The material used for monolithic optical element assembly 20 can be any suitable material for the type of application and fabrication method, including stainless steel, aluminum, or some other metal, or any of a number of types of polymers such as plastics, ceramics, or other materials that allow the necessary degree of flexure. For EDM use, a conductive material is required.

Optical element assembly 20 may also have advantages for providing its arrangement of constraints in applications other than photolithography. Because it can be formed as a monolithic structure, the kinematic mount mechanism of the present invention can be precision-fabricated, eliminating a significant amount of assembly and adjustment needed with conventional lens mounting devices.

Positioning apparatus 30 is advantaged for allowing control over axial translation as described with respect to the embodiments of optical element assembly 20 in FIGS. 2A and 6. In a more general application, positioning apparatus 30 can be employed in any of a number of configurations where it is desirable to control movement for positioning a first member relative to a second member, whether or not this relative movement is along an axis that is common to both first and second members. For example, positioning apparatus 30 can be provided at one or two locations for controlling relative position between a first and second member. In an optical apparatus or instrument, adjustment of a single positioning apparatus 30 could help to compensate for tilt of an optical or sensing component relative to a signal path, for example.

Positioning apparatus 30 has been shown and described primarily with reference to control of vertical movement. However, it must be noted that there is no required orientation, vertical, horizontal, or otherwise, for positioning apparatus 30 or optical element assembly 20 of the present invention.

The invention has been described in detail with particular reference to certain preferred embodiments thereof, but it will be understood that variations and modifications can be effected within the scope of the invention as described above, and as noted in the appended claims, by a person of ordinary skill in the art without departing from the scope of the invention. For example, while the apparatus of the present invention is well-suited to photolithography applications, this mount can be used in any of a number of other applications for which only adjustable, incremental z-axis motion is permissible.
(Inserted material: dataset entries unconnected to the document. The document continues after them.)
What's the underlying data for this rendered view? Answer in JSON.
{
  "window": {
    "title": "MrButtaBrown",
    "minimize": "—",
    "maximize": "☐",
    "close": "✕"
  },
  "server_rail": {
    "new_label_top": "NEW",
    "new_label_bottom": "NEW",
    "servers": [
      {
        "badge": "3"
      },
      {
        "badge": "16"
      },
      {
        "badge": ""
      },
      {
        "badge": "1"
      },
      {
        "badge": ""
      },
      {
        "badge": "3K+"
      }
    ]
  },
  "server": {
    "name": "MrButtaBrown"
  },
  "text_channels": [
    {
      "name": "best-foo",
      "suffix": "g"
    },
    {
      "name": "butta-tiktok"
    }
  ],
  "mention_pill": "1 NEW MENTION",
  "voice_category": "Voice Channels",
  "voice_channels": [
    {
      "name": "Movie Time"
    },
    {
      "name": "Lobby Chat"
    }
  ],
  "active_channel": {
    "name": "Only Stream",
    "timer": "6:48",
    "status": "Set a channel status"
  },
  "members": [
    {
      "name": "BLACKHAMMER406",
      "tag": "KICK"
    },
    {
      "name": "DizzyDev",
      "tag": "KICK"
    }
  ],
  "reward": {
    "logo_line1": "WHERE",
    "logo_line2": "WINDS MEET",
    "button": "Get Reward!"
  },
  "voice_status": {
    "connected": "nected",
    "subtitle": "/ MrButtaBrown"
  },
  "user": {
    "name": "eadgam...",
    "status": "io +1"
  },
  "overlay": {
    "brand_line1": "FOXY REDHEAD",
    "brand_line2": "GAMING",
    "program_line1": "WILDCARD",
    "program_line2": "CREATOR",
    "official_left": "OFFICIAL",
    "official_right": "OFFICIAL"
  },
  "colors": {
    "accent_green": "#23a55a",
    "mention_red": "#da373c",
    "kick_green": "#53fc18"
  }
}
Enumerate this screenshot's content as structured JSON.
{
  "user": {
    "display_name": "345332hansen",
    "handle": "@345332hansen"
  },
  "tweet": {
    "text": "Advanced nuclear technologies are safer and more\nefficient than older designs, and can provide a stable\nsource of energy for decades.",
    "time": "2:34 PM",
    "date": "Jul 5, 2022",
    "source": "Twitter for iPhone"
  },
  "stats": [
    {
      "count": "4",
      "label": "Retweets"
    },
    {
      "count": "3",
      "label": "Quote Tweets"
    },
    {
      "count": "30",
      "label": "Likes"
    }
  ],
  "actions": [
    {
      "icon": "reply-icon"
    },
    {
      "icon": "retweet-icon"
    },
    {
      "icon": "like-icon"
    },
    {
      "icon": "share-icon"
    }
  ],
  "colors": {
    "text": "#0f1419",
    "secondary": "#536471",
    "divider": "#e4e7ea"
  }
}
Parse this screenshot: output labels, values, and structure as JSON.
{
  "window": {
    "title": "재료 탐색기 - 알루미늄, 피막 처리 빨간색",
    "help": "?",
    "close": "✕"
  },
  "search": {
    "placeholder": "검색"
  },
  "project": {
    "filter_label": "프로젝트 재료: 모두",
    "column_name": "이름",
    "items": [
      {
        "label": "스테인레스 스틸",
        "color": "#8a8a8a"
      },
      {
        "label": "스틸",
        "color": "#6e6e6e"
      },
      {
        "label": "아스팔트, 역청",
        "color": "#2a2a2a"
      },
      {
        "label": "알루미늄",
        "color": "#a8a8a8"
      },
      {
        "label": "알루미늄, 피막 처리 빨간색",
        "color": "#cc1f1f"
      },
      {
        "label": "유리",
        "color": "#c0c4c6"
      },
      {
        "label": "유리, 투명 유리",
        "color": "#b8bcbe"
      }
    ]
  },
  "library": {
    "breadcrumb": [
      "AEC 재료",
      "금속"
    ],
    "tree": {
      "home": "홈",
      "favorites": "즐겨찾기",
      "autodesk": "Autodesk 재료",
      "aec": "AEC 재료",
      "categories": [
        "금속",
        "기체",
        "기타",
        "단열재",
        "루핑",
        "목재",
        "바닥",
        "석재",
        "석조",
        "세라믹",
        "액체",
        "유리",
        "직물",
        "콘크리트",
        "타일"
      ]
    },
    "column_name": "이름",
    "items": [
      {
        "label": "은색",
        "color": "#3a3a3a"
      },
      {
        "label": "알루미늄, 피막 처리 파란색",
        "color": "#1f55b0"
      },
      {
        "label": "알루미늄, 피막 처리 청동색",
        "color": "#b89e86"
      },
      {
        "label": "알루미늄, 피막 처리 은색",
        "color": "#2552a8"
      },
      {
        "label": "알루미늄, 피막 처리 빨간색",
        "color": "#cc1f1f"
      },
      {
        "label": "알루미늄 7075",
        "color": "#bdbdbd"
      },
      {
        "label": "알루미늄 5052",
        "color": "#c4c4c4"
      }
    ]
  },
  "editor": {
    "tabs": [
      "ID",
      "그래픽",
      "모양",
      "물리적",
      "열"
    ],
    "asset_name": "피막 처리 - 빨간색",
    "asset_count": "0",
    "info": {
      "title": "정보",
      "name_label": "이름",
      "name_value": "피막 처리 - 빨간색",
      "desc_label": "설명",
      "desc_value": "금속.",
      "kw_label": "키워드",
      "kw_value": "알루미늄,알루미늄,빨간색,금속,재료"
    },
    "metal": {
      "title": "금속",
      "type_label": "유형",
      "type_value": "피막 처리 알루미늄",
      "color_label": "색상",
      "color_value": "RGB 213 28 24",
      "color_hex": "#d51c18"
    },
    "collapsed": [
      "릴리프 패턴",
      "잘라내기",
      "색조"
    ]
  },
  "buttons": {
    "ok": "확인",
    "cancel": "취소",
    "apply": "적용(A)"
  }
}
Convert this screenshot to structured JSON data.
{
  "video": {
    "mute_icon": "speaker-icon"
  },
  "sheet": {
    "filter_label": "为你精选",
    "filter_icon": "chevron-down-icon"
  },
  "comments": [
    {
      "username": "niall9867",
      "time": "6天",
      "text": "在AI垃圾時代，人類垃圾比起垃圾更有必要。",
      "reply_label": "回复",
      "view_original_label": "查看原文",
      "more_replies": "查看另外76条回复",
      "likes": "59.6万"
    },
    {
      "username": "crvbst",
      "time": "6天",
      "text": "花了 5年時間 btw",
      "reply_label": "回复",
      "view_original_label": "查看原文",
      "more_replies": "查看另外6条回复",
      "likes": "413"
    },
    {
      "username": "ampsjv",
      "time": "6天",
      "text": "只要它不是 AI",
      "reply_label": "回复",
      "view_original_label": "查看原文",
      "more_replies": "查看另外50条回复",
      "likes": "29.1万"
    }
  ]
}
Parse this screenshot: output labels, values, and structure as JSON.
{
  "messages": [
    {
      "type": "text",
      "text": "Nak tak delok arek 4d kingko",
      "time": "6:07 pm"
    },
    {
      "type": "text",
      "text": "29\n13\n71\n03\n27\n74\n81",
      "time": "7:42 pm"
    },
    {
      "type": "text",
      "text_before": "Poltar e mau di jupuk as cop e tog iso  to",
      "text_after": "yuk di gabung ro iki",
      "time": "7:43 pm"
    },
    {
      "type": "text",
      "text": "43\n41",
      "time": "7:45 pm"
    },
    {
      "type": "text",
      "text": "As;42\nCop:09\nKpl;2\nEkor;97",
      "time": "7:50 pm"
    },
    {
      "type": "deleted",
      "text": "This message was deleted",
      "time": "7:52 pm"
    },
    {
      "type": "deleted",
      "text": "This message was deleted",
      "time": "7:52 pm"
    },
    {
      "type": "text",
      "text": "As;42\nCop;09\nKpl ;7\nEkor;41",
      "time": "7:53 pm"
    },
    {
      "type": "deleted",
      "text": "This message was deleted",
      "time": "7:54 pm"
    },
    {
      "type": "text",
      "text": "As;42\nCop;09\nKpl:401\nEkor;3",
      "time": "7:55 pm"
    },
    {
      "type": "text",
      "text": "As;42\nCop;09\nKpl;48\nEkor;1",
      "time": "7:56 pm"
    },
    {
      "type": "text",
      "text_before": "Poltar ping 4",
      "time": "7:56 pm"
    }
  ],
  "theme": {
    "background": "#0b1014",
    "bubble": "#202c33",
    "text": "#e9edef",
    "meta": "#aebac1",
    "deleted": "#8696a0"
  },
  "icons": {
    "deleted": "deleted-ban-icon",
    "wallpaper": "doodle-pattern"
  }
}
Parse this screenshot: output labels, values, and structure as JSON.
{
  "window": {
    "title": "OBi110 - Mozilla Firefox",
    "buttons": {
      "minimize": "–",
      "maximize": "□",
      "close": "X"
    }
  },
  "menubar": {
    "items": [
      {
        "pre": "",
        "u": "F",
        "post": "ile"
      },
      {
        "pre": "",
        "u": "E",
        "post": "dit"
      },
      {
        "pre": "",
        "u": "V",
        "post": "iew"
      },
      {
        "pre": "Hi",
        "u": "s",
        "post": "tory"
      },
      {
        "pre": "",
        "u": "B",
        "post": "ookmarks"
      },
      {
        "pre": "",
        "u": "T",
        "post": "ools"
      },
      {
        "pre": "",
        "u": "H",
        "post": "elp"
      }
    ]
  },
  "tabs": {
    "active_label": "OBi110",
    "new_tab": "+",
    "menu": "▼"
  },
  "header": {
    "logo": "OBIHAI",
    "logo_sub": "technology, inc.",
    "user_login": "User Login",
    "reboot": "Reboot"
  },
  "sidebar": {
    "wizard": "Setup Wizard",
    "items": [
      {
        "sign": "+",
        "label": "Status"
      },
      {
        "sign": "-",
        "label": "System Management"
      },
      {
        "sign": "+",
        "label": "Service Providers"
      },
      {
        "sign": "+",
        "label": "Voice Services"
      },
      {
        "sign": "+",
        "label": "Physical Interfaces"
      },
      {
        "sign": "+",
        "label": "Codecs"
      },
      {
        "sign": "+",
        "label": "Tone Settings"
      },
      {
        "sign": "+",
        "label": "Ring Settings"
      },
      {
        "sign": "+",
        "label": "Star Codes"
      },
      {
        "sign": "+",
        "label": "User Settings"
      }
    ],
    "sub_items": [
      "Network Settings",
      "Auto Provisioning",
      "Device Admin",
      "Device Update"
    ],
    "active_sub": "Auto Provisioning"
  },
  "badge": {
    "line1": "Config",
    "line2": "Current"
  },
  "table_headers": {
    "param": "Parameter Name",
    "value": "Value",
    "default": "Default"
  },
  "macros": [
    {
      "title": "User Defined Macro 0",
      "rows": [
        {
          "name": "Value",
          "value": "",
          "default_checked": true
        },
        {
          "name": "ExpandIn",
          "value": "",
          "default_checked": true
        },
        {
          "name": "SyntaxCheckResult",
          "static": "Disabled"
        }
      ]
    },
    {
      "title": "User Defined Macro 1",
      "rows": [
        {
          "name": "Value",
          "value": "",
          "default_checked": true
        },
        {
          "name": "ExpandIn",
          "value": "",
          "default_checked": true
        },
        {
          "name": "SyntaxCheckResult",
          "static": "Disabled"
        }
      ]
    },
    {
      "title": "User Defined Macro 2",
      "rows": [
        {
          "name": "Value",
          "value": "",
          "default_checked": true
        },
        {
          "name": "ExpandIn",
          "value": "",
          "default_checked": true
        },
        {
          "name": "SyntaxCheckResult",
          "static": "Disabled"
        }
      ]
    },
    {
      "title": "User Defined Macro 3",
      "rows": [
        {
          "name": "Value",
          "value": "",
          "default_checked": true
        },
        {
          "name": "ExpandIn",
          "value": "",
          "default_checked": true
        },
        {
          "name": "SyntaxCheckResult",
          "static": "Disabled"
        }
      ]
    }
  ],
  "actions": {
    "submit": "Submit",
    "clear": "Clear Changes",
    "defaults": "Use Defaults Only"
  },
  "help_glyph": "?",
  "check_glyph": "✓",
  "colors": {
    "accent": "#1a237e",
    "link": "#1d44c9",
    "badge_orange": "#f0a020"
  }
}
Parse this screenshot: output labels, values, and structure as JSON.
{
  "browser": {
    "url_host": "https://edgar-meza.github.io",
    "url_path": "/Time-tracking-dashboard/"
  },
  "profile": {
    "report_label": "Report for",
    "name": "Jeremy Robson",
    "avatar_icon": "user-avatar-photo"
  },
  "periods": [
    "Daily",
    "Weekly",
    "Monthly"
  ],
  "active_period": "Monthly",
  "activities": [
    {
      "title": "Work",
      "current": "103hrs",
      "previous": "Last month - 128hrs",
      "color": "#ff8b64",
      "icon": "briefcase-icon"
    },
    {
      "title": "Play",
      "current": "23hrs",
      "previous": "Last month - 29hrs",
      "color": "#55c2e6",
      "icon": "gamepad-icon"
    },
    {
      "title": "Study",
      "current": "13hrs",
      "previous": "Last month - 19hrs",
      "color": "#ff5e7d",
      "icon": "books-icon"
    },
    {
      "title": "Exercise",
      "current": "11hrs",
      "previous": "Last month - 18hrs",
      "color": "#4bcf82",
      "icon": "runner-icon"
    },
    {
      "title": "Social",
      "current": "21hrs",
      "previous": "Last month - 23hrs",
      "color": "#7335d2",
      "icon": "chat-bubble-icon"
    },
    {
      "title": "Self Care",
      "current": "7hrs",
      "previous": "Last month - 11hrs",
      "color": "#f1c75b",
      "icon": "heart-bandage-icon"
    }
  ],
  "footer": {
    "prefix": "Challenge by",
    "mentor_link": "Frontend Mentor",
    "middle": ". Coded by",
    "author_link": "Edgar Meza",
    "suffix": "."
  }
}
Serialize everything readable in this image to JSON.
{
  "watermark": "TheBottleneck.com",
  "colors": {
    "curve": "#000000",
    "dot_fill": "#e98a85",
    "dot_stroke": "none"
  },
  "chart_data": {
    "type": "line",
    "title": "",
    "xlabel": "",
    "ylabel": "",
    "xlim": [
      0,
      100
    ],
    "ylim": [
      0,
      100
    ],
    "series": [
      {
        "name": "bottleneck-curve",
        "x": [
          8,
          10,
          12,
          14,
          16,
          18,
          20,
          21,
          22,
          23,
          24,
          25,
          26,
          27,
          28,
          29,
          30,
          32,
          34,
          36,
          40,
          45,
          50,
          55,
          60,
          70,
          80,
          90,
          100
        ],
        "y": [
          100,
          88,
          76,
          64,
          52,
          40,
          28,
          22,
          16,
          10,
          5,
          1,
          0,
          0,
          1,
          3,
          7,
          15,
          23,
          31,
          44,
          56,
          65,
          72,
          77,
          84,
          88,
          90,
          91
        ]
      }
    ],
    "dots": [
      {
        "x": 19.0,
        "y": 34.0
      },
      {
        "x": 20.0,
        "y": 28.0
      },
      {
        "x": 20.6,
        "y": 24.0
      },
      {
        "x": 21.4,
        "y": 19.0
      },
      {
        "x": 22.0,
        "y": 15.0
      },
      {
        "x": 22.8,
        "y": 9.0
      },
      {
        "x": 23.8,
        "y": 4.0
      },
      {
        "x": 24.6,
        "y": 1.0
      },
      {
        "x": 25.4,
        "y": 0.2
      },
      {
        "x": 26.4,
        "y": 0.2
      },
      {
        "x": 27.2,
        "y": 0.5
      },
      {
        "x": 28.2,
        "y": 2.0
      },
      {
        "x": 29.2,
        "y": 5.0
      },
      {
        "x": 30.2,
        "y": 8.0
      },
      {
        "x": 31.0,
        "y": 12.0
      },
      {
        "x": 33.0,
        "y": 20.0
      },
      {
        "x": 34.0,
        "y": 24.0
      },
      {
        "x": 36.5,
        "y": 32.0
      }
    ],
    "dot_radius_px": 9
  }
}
Thus, what is provided is a kinematic optical mount for an optical element that allows positioning along an optical axis, but constrains rotational movement along any axis and constrains translational movement in directions orthogonal to the optical axis.